Record extracts Start Marker

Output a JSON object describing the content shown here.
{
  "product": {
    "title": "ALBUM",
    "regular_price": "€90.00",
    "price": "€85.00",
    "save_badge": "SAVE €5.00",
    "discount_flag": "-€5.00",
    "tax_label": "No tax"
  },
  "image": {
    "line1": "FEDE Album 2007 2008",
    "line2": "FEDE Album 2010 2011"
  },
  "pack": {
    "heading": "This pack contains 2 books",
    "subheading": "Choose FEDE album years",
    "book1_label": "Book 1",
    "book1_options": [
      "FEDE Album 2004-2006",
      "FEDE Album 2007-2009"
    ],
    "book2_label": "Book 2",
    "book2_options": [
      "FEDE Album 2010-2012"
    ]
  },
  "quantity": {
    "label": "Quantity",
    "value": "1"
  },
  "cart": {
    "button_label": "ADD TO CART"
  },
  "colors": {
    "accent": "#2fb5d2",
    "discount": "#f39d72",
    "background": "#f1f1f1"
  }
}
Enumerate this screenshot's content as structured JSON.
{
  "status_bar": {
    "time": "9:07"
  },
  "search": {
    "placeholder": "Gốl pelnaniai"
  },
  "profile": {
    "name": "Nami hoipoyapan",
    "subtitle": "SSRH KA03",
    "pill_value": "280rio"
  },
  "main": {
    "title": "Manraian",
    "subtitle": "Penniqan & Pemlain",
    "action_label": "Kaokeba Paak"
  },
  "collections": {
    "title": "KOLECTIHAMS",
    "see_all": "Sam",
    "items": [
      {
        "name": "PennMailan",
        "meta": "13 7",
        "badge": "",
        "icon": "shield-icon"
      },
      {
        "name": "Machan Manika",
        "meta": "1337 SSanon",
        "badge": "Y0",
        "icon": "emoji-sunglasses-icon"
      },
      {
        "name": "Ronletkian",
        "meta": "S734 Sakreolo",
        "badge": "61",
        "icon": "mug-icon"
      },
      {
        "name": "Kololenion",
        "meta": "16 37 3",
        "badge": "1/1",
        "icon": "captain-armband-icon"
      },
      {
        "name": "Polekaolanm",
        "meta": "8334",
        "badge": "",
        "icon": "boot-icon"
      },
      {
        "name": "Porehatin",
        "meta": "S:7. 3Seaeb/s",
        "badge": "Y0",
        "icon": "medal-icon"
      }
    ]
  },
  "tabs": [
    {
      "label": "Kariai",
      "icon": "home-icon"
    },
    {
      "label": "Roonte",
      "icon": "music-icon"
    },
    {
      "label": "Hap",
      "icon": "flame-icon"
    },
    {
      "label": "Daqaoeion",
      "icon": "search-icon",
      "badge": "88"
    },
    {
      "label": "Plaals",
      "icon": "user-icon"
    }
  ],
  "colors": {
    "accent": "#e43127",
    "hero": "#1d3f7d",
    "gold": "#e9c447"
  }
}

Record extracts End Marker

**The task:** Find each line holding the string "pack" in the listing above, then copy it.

**Task response:**
  "pack": {
    "heading": "This pack contains 2 books",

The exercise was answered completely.